Required work: Set down every record below exactly as it stands, leaving out the pictures.

Records for this exercise:
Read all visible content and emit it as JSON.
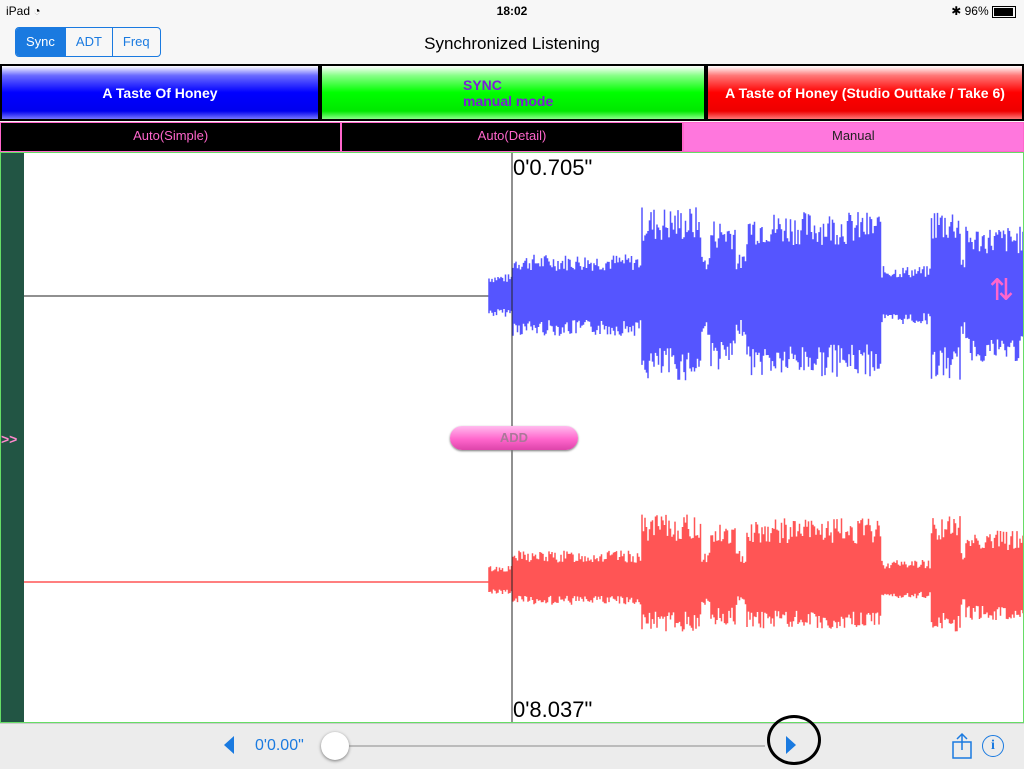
{
  "status": {
    "device": "iPad",
    "time": "18:02",
    "battery": "96%"
  },
  "nav": {
    "segments": [
      "Sync",
      "ADT",
      "Freq"
    ],
    "selected": "Sync",
    "title": "Synchronized Listening"
  },
  "tracks": {
    "left": "A Taste Of Honey",
    "center_line1": "SYNC",
    "center_line2": "manual mode",
    "right": "A Taste of Honey (Studio Outtake / Take 6)"
  },
  "modes": {
    "items": [
      "Auto(Simple)",
      "Auto(Detail)",
      "Manual"
    ],
    "selected": "Manual"
  },
  "waveform": {
    "top_time": "0'0.705\"",
    "bottom_time": "0'8.037\"",
    "add_label": "ADD",
    "expand_label": ">>",
    "colors": {
      "track1": "#5555ff",
      "track2": "#ff5555",
      "accent": "#ff66cc"
    }
  },
  "toolbar": {
    "position": "0'0.00\"",
    "slider_fraction": 0.0
  }
}
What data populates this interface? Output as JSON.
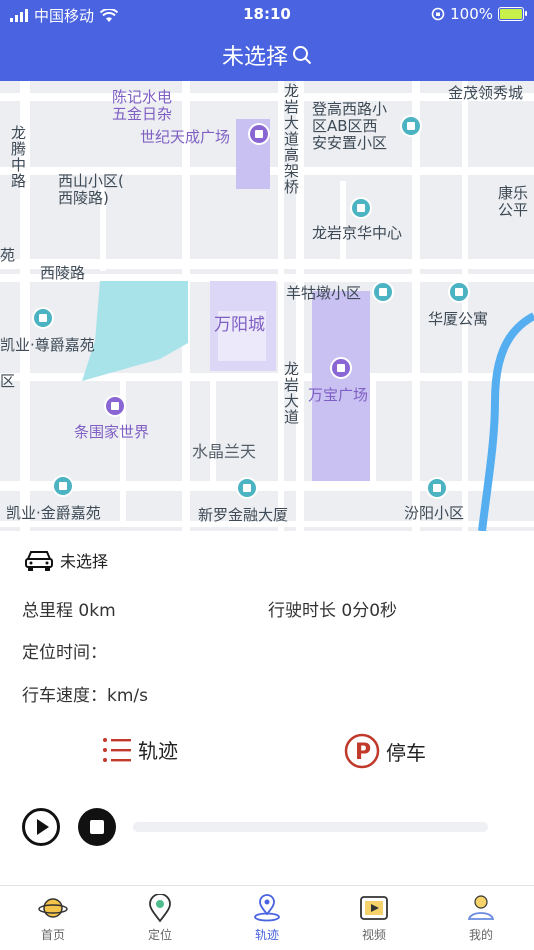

Result below:
Read all visible content and emit it as JSON.
{
  "status": {
    "device": "iPad",
    "time": "18:02",
    "battery": "96%"
  },
  "nav": {
    "segments": [
      "Sync",
      "ADT",
      "Freq"
    ],
    "selected": "Sync",
    "title": "Synchronized Listening"
  },
  "tracks": {
    "left": "A Taste Of Honey",
    "center_line1": "SYNC",
    "center_line2": "manual mode",
    "right": "A Taste of Honey (Studio Outtake / Take 6)"
  },
  "modes": {
    "items": [
      "Auto(Simple)",
      "Auto(Detail)",
      "Manual"
    ],
    "selected": "Manual"
  },
  "waveform": {
    "top_time": "0'0.705\"",
    "bottom_time": "0'8.037\"",
    "add_label": "ADD",
    "expand_label": ">>",
    "colors": {
      "track1": "#5555ff",
      "track2": "#ff5555",
      "accent": "#ff66cc"
    }
  },
  "toolbar": {
    "position": "0'0.00\"",
    "slider_fraction": 0.0
  }
}
What data populates this interface? Output as JSON.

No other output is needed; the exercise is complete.